> WHAT IS NEEDED
Since pictures are not wanted in the copy, output only the rest of each record exactly.

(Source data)
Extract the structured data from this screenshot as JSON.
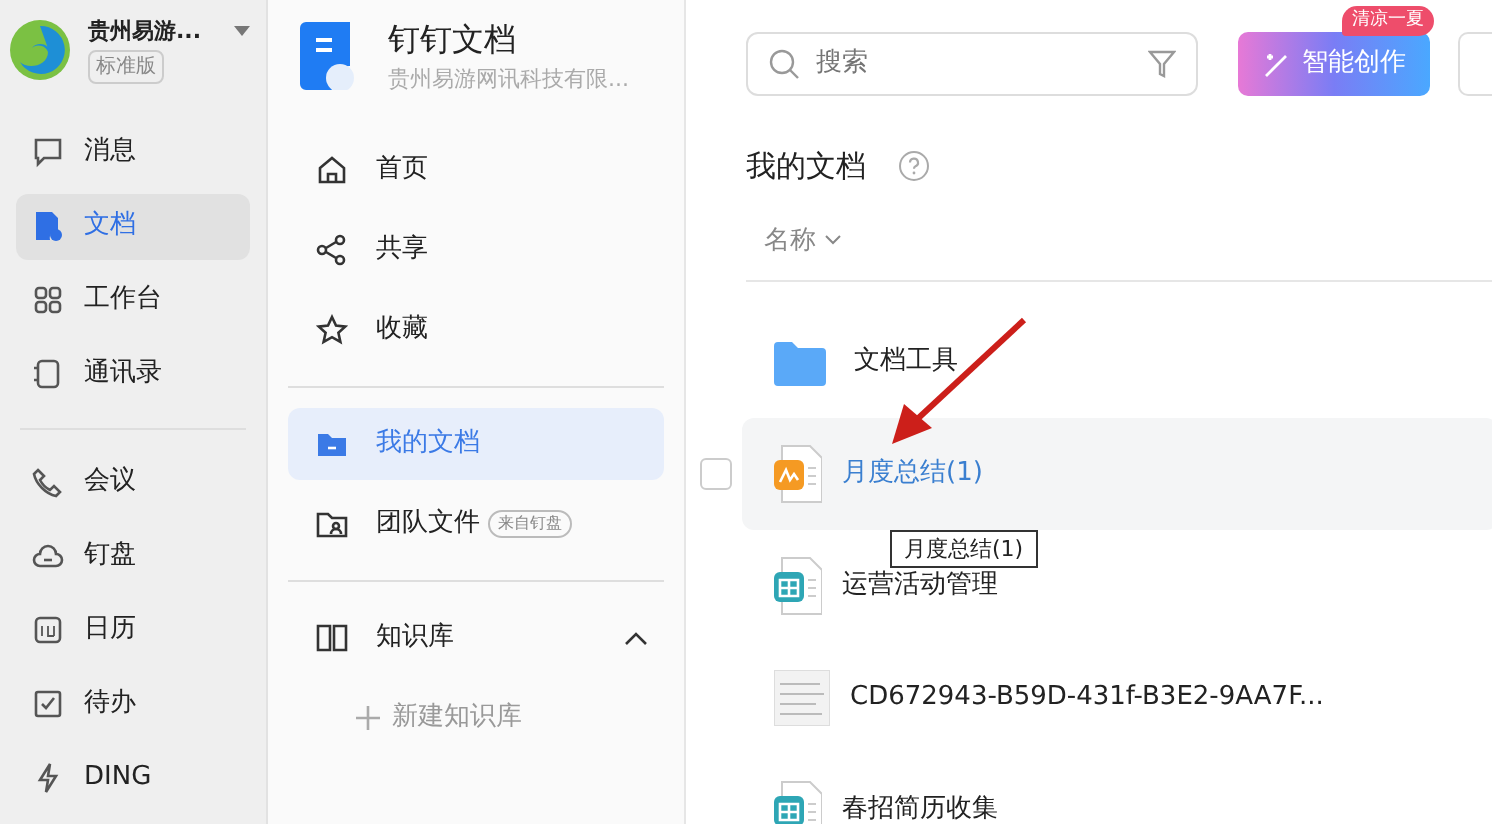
{
  "org": {
    "name": "贵州易游...",
    "edition": "标准版"
  },
  "nav_primary": [
    {
      "label": "消息",
      "selected": false
    },
    {
      "label": "文档",
      "selected": true
    },
    {
      "label": "工作台",
      "selected": false
    },
    {
      "label": "通讯录",
      "selected": false
    }
  ],
  "nav_secondary": [
    {
      "label": "会议",
      "selected": false
    },
    {
      "label": "钉盘",
      "selected": false
    },
    {
      "label": "日历",
      "selected": false
    },
    {
      "label": "待办",
      "selected": false
    },
    {
      "label": "DING",
      "selected": false
    }
  ],
  "app": {
    "title": "钉钉文档",
    "subtitle": "贵州易游网讯科技有限..."
  },
  "doc_nav": [
    {
      "label": "首页",
      "selected": false
    },
    {
      "label": "共享",
      "selected": false
    },
    {
      "label": "收藏",
      "selected": false
    },
    {
      "label": "我的文档",
      "selected": true
    },
    {
      "label": "团队文件",
      "tag": "来自钉盘",
      "selected": false
    }
  ],
  "knowledge": {
    "label": "知识库",
    "expanded": true,
    "new_label": "新建知识库"
  },
  "search": {
    "placeholder": "搜索"
  },
  "create_button": {
    "label": "智能创作",
    "badge": "清凉一夏"
  },
  "page_title": "我的文档",
  "sort": {
    "label": "名称"
  },
  "files": [
    {
      "kind": "folder",
      "name": "文档工具",
      "hovered": false
    },
    {
      "kind": "whiteboard",
      "name": "月度总结(1)",
      "hovered": true,
      "checked": false,
      "tooltip": "月度总结(1)"
    },
    {
      "kind": "sheet",
      "name": "运营活动管理",
      "hovered": false
    },
    {
      "kind": "image",
      "name": "CD672943-B59D-431f-B3E2-9AA7F...",
      "hovered": false
    },
    {
      "kind": "sheet",
      "name": "春招简历收集",
      "hovered": false
    }
  ]
}
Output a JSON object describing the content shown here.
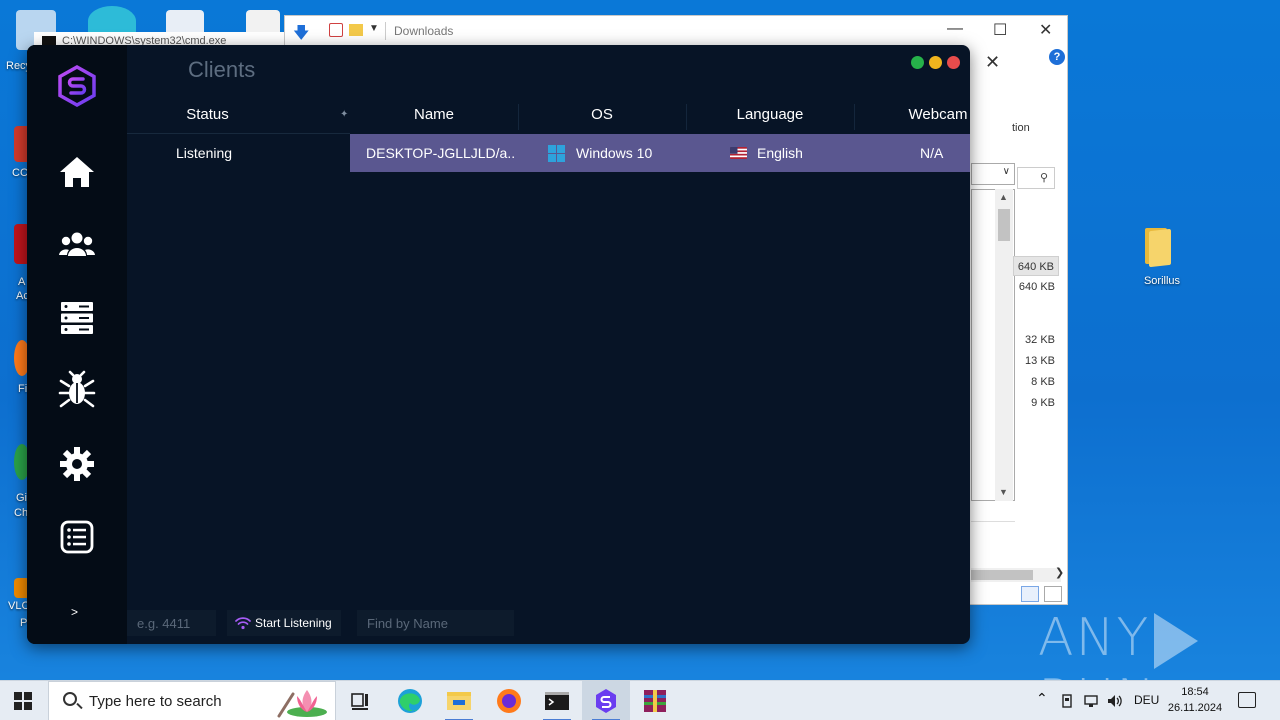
{
  "desktop": {
    "left_labels": [
      "Recy",
      "CC",
      "A",
      "Ac",
      "Fi",
      "Gi",
      "Ch",
      "VLC",
      "P"
    ],
    "folder_label": "Sorillus",
    "watermark": "ANY RUN"
  },
  "cmd_window": {
    "title": "C:\\WINDOWS\\system32\\cmd.exe"
  },
  "explorer": {
    "title": "Downloads",
    "ribbon_fragment": "tion",
    "help": "?",
    "sizes": [
      "640 KB",
      "640 KB",
      "32 KB",
      "13 KB",
      "8 KB",
      "9 KB"
    ]
  },
  "app": {
    "title": "Clients",
    "columns": {
      "status": "Status",
      "name": "Name",
      "os": "OS",
      "language": "Language",
      "webcam": "Webcam"
    },
    "status_text": "Listening",
    "client": {
      "name": "DESKTOP-JGLLJLD/a...",
      "os": "Windows 10",
      "language": "English",
      "webcam": "N/A"
    },
    "sidebar": [
      "home-icon",
      "users-icon",
      "server-icon",
      "bug-icon",
      "settings-icon",
      "list-icon"
    ],
    "expand_label": ">",
    "port_placeholder": "e.g. 4411",
    "listen_button": "Start Listening",
    "find_placeholder": "Find by Name",
    "colors": {
      "background": "#071426",
      "sidebar": "#040c16",
      "selected_row": "#5a5790",
      "accent": "#9b59f5",
      "dot_green": "#26b24a",
      "dot_yellow": "#f0b51e",
      "dot_red": "#e84c4c"
    }
  },
  "taskbar": {
    "search_placeholder": "Type here to search",
    "language": "DEU",
    "time": "18:54",
    "date": "26.11.2024"
  }
}
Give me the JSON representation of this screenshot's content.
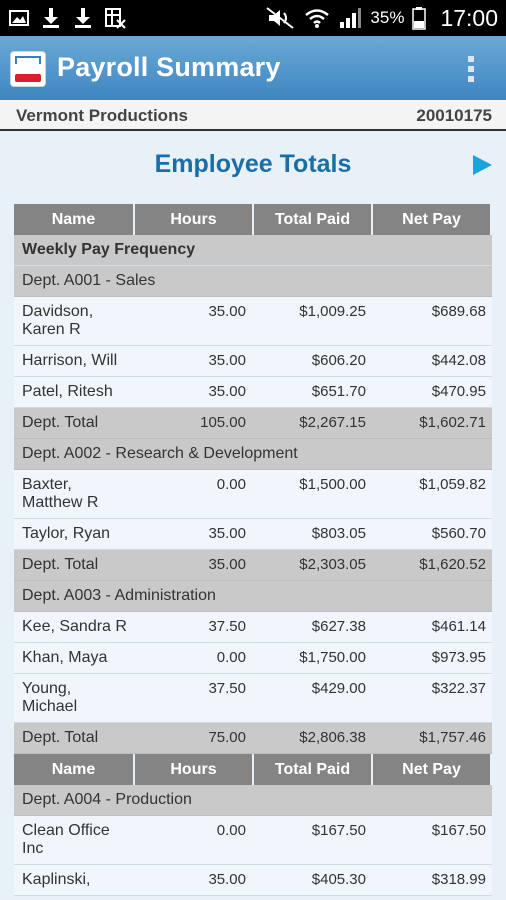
{
  "status_bar": {
    "battery_percent": "35%",
    "time": "17:00",
    "left_icons": [
      "image-icon",
      "download-icon",
      "download-icon",
      "spreadsheet-icon"
    ],
    "right_icons": [
      "mute-icon",
      "wifi-icon",
      "signal-icon",
      "battery-icon"
    ]
  },
  "app_bar": {
    "title": "Payroll Summary",
    "logo_icon": "adp-logo-icon",
    "overflow_icon": "overflow-menu-icon"
  },
  "company": {
    "name": "Vermont Productions",
    "id": "20010175"
  },
  "section": {
    "title": "Employee Totals",
    "next_icon": "play-arrow-icon"
  },
  "table": {
    "headers": [
      "Name",
      "Hours",
      "Total Paid",
      "Net Pay"
    ],
    "frequency": "Weekly Pay Frequency",
    "departments": [
      {
        "title": "Dept. A001 - Sales",
        "employees": [
          {
            "name_line1": "Davidson,",
            "name_line2": "Karen R",
            "hours": "35.00",
            "paid": "$1,009.25",
            "net": "$689.68"
          },
          {
            "name_line1": "Harrison, Will",
            "name_line2": "",
            "hours": "35.00",
            "paid": "$606.20",
            "net": "$442.08"
          },
          {
            "name_line1": "Patel, Ritesh",
            "name_line2": "",
            "hours": "35.00",
            "paid": "$651.70",
            "net": "$470.95"
          }
        ],
        "total": {
          "label": "Dept. Total",
          "hours": "105.00",
          "paid": "$2,267.15",
          "net": "$1,602.71"
        }
      },
      {
        "title": "Dept. A002 - Research & Development",
        "employees": [
          {
            "name_line1": "Baxter,",
            "name_line2": "Matthew R",
            "hours": "0.00",
            "paid": "$1,500.00",
            "net": "$1,059.82"
          },
          {
            "name_line1": "Taylor, Ryan",
            "name_line2": "",
            "hours": "35.00",
            "paid": "$803.05",
            "net": "$560.70"
          }
        ],
        "total": {
          "label": "Dept. Total",
          "hours": "35.00",
          "paid": "$2,303.05",
          "net": "$1,620.52"
        }
      },
      {
        "title": "Dept. A003 - Administration",
        "employees": [
          {
            "name_line1": "Kee, Sandra R",
            "name_line2": "",
            "hours": "37.50",
            "paid": "$627.38",
            "net": "$461.14"
          },
          {
            "name_line1": "Khan, Maya",
            "name_line2": "",
            "hours": "0.00",
            "paid": "$1,750.00",
            "net": "$973.95"
          },
          {
            "name_line1": "Young,",
            "name_line2": "Michael",
            "hours": "37.50",
            "paid": "$429.00",
            "net": "$322.37"
          }
        ],
        "total": {
          "label": "Dept. Total",
          "hours": "75.00",
          "paid": "$2,806.38",
          "net": "$1,757.46"
        }
      },
      {
        "title": "Dept. A004 - Production",
        "employees": [
          {
            "name_line1": "Clean Office",
            "name_line2": "Inc",
            "hours": "0.00",
            "paid": "$167.50",
            "net": "$167.50"
          },
          {
            "name_line1": "Kaplinski,",
            "name_line2": "",
            "hours": "35.00",
            "paid": "$405.30",
            "net": "$318.99"
          }
        ]
      }
    ]
  }
}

> SOLUTION TO THE EXERCISE
Extract the structured data from this screenshot as JSON.
{
  "org": {
    "name": "贵州易游...",
    "edition": "标准版"
  },
  "nav_primary": [
    {
      "label": "消息",
      "selected": false
    },
    {
      "label": "文档",
      "selected": true
    },
    {
      "label": "工作台",
      "selected": false
    },
    {
      "label": "通讯录",
      "selected": false
    }
  ],
  "nav_secondary": [
    {
      "label": "会议",
      "selected": false
    },
    {
      "label": "钉盘",
      "selected": false
    },
    {
      "label": "日历",
      "selected": false
    },
    {
      "label": "待办",
      "selected": false
    },
    {
      "label": "DING",
      "selected": false
    }
  ],
  "app": {
    "title": "钉钉文档",
    "subtitle": "贵州易游网讯科技有限..."
  },
  "doc_nav": [
    {
      "label": "首页",
      "selected": false
    },
    {
      "label": "共享",
      "selected": false
    },
    {
      "label": "收藏",
      "selected": false
    },
    {
      "label": "我的文档",
      "selected": true
    },
    {
      "label": "团队文件",
      "tag": "来自钉盘",
      "selected": false
    }
  ],
  "knowledge": {
    "label": "知识库",
    "expanded": true,
    "new_label": "新建知识库"
  },
  "search": {
    "placeholder": "搜索"
  },
  "create_button": {
    "label": "智能创作",
    "badge": "清凉一夏"
  },
  "page_title": "我的文档",
  "sort": {
    "label": "名称"
  },
  "files": [
    {
      "kind": "folder",
      "name": "文档工具",
      "hovered": false
    },
    {
      "kind": "whiteboard",
      "name": "月度总结(1)",
      "hovered": true,
      "checked": false,
      "tooltip": "月度总结(1)"
    },
    {
      "kind": "sheet",
      "name": "运营活动管理",
      "hovered": false
    },
    {
      "kind": "image",
      "name": "CD672943-B59D-431f-B3E2-9AA7F...",
      "hovered": false
    },
    {
      "kind": "sheet",
      "name": "春招简历收集",
      "hovered": false
    }
  ]
}
Output a JSON object describing the content shown here.
{
  "desktop": {
    "left_labels": [
      "Recy",
      "CC",
      "A",
      "Ac",
      "Fi",
      "Gi",
      "Ch",
      "VLC",
      "P"
    ],
    "folder_label": "Sorillus",
    "watermark": "ANY RUN"
  },
  "cmd_window": {
    "title": "C:\\WINDOWS\\system32\\cmd.exe"
  },
  "explorer": {
    "title": "Downloads",
    "ribbon_fragment": "tion",
    "help": "?",
    "sizes": [
      "640 KB",
      "640 KB",
      "32 KB",
      "13 KB",
      "8 KB",
      "9 KB"
    ]
  },
  "app": {
    "title": "Clients",
    "columns": {
      "status": "Status",
      "name": "Name",
      "os": "OS",
      "language": "Language",
      "webcam": "Webcam"
    },
    "status_text": "Listening",
    "client": {
      "name": "DESKTOP-JGLLJLD/a...",
      "os": "Windows 10",
      "language": "English",
      "webcam": "N/A"
    },
    "sidebar": [
      "home-icon",
      "users-icon",
      "server-icon",
      "bug-icon",
      "settings-icon",
      "list-icon"
    ],
    "expand_label": ">",
    "port_placeholder": "e.g. 4411",
    "listen_button": "Start Listening",
    "find_placeholder": "Find by Name",
    "colors": {
      "background": "#071426",
      "sidebar": "#040c16",
      "selected_row": "#5a5790",
      "accent": "#9b59f5",
      "dot_green": "#26b24a",
      "dot_yellow": "#f0b51e",
      "dot_red": "#e84c4c"
    }
  },
  "taskbar": {
    "search_placeholder": "Type here to search",
    "language": "DEU",
    "time": "18:54",
    "date": "26.11.2024"
  }
}
Give me the JSON representation of this screenshot's content.
{
  "status_bar": {
    "battery_percent": "35%",
    "time": "17:00",
    "left_icons": [
      "image-icon",
      "download-icon",
      "download-icon",
      "spreadsheet-icon"
    ],
    "right_icons": [
      "mute-icon",
      "wifi-icon",
      "signal-icon",
      "battery-icon"
    ]
  },
  "app_bar": {
    "title": "Payroll Summary",
    "logo_icon": "adp-logo-icon",
    "overflow_icon": "overflow-menu-icon"
  },
  "company": {
    "name": "Vermont Productions",
    "id": "20010175"
  },
  "section": {
    "title": "Employee Totals",
    "next_icon": "play-arrow-icon"
  },
  "table": {
    "headers": [
      "Name",
      "Hours",
      "Total Paid",
      "Net Pay"
    ],
    "frequency": "Weekly Pay Frequency",
    "departments": [
      {
        "title": "Dept. A001 - Sales",
        "employees": [
          {
            "name_line1": "Davidson,",
            "name_line2": "Karen R",
            "hours": "35.00",
            "paid": "$1,009.25",
            "net": "$689.68"
          },
          {
            "name_line1": "Harrison, Will",
            "name_line2": "",
            "hours": "35.00",
            "paid": "$606.20",
            "net": "$442.08"
          },
          {
            "name_line1": "Patel, Ritesh",
            "name_line2": "",
            "hours": "35.00",
            "paid": "$651.70",
            "net": "$470.95"
          }
        ],
        "total": {
          "label": "Dept. Total",
          "hours": "105.00",
          "paid": "$2,267.15",
          "net": "$1,602.71"
        }
      },
      {
        "title": "Dept. A002 - Research & Development",
        "employees": [
          {
            "name_line1": "Baxter,",
            "name_line2": "Matthew R",
            "hours": "0.00",
            "paid": "$1,500.00",
            "net": "$1,059.82"
          },
          {
            "name_line1": "Taylor, Ryan",
            "name_line2": "",
            "hours": "35.00",
            "paid": "$803.05",
            "net": "$560.70"
          }
        ],
        "total": {
          "label": "Dept. Total",
          "hours": "35.00",
          "paid": "$2,303.05",
          "net": "$1,620.52"
        }
      },
      {
        "title": "Dept. A003 - Administration",
        "employees": [
          {
            "name_line1": "Kee, Sandra R",
            "name_line2": "",
            "hours": "37.50",
            "paid": "$627.38",
            "net": "$461.14"
          },
          {
            "name_line1": "Khan, Maya",
            "name_line2": "",
            "hours": "0.00",
            "paid": "$1,750.00",
            "net": "$973.95"
          },
          {
            "name_line1": "Young,",
            "name_line2": "Michael",
            "hours": "37.50",
            "paid": "$429.00",
            "net": "$322.37"
          }
        ],
        "total": {
          "label": "Dept. Total",
          "hours": "75.00",
          "paid": "$2,806.38",
          "net": "$1,757.46"
        }
      },
      {
        "title": "Dept. A004 - Production",
        "employees": [
          {
            "name_line1": "Clean Office",
            "name_line2": "Inc",
            "hours": "0.00",
            "paid": "$167.50",
            "net": "$167.50"
          },
          {
            "name_line1": "Kaplinski,",
            "name_line2": "",
            "hours": "35.00",
            "paid": "$405.30",
            "net": "$318.99"
          }
        ]
      }
    ]
  }
}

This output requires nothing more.